**Required work**. Copy out every line from the records that includes "your".

(Web page and app entries)
┏━━

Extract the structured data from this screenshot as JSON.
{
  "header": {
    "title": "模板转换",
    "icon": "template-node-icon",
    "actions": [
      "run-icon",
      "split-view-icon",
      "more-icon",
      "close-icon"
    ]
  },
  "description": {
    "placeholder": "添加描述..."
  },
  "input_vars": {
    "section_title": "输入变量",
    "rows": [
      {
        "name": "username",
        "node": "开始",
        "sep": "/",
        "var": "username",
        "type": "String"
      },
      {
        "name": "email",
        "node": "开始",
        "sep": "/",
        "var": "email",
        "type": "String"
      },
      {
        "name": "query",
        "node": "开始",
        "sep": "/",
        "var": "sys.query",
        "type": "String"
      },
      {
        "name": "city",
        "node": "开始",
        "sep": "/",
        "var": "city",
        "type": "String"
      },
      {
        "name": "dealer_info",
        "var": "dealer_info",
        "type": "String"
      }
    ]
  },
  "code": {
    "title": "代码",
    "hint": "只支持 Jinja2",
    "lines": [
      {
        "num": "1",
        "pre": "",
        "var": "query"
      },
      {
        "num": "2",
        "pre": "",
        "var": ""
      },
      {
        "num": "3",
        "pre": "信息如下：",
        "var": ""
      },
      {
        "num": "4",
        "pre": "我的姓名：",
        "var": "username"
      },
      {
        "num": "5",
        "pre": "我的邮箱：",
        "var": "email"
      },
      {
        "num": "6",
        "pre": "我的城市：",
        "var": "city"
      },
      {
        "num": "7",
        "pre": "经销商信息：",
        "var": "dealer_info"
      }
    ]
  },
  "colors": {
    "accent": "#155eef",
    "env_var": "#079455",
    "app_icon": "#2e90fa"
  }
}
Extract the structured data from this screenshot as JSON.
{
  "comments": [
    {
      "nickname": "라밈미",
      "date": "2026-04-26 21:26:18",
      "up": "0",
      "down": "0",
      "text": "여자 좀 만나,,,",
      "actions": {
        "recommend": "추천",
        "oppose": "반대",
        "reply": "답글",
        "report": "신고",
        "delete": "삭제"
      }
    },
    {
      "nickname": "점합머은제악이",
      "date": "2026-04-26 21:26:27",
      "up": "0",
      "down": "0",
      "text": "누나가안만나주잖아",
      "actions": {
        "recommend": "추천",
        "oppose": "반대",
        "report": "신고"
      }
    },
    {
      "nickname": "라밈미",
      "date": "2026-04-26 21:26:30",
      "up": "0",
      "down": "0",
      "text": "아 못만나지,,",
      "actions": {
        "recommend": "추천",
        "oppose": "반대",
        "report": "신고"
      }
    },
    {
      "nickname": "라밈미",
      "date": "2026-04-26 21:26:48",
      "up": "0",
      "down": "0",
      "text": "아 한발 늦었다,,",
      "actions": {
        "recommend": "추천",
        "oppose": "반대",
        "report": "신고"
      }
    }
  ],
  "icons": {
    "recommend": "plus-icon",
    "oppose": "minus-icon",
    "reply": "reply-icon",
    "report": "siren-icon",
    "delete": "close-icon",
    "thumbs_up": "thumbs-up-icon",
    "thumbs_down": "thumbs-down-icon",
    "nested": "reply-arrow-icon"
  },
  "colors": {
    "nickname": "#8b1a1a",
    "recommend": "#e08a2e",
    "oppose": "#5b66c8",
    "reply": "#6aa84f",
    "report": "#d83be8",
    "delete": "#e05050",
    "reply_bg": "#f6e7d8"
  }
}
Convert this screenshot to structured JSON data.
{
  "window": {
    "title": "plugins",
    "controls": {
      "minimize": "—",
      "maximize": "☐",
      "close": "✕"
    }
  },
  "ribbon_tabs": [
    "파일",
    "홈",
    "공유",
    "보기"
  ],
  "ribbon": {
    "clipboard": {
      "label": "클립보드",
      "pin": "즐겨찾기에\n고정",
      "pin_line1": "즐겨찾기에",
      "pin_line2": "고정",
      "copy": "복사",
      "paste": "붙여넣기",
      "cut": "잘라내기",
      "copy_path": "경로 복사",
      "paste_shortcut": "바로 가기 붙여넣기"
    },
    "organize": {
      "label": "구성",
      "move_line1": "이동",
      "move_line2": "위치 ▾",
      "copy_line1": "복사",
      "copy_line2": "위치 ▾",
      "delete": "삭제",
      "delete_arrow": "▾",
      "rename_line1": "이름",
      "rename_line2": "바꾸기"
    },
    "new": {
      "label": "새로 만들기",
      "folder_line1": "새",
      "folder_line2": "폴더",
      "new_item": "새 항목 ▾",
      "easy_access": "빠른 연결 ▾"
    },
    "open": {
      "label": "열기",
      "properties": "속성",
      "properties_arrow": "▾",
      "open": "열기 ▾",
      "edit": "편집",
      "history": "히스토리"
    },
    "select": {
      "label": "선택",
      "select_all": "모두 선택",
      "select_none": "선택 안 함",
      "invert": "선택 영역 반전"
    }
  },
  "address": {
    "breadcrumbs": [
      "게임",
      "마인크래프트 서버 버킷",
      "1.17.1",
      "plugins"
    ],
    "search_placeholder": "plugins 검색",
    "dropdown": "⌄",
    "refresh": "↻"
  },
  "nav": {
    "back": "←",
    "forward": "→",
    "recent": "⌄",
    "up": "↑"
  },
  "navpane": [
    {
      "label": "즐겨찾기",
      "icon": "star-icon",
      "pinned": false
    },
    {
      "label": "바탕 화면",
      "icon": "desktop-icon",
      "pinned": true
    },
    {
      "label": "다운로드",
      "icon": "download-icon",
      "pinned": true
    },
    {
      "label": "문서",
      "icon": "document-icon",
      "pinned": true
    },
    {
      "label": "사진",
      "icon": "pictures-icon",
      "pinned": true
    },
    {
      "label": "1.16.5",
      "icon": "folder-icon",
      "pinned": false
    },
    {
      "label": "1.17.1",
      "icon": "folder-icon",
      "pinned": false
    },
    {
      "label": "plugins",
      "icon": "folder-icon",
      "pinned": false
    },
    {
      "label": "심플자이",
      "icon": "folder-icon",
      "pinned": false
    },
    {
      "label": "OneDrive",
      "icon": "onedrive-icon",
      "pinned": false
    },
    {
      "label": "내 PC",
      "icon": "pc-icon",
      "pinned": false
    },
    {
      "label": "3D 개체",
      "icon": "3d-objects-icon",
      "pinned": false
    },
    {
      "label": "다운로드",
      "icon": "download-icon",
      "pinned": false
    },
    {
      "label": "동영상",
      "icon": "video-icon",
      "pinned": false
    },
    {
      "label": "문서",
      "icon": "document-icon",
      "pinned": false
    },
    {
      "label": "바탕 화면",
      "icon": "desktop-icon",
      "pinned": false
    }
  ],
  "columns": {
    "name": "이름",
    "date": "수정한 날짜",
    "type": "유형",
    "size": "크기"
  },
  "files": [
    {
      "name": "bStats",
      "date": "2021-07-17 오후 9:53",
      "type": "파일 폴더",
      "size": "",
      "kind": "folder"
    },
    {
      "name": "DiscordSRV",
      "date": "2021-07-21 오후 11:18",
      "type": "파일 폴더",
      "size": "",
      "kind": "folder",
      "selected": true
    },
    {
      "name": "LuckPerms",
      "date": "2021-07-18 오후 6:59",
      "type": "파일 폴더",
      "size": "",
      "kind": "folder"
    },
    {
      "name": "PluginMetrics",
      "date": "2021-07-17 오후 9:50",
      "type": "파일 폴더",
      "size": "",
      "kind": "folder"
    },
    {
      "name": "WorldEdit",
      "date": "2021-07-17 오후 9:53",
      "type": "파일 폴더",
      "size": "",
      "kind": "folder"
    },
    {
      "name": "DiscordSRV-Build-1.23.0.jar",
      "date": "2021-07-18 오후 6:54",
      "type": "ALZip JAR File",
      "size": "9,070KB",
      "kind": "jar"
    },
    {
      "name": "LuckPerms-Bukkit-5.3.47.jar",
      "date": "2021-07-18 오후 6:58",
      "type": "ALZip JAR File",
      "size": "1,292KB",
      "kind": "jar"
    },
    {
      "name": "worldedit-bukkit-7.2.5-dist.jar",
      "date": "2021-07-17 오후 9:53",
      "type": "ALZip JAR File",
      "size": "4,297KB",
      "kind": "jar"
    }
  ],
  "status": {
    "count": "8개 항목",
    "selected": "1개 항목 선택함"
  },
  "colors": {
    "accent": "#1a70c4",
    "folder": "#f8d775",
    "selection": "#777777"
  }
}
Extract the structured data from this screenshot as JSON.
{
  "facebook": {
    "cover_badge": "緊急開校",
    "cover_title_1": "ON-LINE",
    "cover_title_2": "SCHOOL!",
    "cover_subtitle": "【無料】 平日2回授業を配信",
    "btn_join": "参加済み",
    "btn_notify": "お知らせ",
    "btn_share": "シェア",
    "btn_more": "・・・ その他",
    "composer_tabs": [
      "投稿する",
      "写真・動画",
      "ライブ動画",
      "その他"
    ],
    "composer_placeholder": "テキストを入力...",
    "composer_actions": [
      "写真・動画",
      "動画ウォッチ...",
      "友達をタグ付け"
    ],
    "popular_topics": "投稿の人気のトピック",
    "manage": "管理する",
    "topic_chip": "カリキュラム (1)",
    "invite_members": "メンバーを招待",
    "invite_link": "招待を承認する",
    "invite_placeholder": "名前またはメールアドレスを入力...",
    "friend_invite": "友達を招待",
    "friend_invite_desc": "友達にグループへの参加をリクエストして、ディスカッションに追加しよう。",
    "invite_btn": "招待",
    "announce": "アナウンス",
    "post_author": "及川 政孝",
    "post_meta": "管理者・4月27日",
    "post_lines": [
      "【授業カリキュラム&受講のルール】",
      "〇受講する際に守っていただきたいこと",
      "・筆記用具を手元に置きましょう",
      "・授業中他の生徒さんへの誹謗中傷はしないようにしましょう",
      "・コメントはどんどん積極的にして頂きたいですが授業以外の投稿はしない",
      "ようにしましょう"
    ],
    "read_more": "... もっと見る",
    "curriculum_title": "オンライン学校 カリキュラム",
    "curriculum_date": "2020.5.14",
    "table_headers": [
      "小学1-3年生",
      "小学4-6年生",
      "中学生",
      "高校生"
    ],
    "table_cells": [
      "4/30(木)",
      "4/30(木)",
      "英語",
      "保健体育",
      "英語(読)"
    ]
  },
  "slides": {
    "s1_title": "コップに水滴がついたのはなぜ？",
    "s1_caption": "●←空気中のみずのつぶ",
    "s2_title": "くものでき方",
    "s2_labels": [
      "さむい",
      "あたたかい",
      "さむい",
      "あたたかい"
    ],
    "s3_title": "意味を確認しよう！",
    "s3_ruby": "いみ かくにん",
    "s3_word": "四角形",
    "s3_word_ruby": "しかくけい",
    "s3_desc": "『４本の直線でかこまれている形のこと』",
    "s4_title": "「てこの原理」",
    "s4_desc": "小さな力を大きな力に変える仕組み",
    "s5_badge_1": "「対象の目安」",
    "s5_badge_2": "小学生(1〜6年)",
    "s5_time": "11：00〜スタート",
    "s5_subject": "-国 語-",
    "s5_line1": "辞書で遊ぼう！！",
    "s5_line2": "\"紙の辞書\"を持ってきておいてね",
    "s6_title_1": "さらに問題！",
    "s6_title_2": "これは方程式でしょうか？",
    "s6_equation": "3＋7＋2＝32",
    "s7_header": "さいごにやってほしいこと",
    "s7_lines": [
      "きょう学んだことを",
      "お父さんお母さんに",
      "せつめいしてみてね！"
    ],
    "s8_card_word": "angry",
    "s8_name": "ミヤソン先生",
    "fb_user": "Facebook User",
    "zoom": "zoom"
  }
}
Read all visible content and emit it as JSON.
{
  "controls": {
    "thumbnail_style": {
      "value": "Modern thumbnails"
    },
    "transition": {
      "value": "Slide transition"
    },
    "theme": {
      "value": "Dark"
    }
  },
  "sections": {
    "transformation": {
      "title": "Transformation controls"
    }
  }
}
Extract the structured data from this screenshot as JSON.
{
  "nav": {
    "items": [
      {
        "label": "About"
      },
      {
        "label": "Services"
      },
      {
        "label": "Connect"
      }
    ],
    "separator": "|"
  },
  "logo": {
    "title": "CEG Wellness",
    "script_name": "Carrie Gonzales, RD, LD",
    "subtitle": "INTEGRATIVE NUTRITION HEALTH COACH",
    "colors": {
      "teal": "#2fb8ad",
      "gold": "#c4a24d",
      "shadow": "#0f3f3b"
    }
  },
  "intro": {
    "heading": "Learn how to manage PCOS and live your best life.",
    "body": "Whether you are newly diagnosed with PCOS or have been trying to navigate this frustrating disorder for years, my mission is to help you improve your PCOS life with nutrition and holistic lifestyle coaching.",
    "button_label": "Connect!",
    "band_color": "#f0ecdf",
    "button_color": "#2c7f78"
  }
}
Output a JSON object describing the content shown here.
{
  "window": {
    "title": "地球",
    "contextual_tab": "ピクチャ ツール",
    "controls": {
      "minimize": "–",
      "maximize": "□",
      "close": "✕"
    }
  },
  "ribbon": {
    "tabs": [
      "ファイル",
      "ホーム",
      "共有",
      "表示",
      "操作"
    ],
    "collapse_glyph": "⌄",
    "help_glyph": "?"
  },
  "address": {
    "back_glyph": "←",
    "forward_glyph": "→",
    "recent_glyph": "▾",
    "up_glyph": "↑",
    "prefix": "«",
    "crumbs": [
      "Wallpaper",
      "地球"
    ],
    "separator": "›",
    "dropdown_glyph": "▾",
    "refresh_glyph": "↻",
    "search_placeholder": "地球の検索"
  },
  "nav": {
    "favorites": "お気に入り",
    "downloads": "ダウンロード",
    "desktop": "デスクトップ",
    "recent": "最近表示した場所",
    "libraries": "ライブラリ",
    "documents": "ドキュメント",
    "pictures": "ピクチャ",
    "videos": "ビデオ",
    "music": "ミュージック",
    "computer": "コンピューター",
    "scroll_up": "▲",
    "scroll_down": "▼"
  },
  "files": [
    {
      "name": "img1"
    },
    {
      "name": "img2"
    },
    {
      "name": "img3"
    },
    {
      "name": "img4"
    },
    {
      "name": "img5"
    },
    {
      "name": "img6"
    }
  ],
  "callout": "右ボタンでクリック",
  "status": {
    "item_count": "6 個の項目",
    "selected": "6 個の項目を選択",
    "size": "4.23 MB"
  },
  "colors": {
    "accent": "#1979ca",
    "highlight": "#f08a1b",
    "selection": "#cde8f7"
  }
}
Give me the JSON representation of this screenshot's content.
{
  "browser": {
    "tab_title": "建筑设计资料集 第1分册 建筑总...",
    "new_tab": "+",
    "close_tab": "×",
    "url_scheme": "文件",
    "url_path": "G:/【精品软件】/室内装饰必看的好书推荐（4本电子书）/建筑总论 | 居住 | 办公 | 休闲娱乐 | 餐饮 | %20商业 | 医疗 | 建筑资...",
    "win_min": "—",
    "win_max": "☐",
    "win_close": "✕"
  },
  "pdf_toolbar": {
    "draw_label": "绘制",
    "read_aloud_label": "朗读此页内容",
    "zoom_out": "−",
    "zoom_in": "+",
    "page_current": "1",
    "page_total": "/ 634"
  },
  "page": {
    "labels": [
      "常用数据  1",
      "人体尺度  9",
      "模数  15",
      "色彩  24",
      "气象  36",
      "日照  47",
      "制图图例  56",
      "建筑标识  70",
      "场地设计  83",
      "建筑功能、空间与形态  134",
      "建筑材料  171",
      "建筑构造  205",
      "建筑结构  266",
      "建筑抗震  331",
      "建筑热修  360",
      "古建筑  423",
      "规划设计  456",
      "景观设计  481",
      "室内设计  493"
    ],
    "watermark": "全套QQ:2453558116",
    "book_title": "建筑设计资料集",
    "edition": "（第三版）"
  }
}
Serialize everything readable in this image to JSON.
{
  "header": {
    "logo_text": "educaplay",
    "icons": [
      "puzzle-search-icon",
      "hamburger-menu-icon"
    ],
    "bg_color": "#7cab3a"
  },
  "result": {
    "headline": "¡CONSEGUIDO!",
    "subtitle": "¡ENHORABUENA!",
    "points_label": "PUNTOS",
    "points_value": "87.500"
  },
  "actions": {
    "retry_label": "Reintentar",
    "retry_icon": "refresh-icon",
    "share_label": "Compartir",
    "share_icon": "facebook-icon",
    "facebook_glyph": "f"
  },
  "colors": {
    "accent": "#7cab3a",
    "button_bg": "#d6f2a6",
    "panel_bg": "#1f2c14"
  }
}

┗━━

**Exercise output**.
    "heading": "Learn how to manage PCOS and live your best life.",
    "body": "Whether you are newly diagnosed with PCOS or have been trying to navigate this frustrating disorder for years, my mission is to help you improve your PCOS life with nutrition and holistic lifestyle coaching.",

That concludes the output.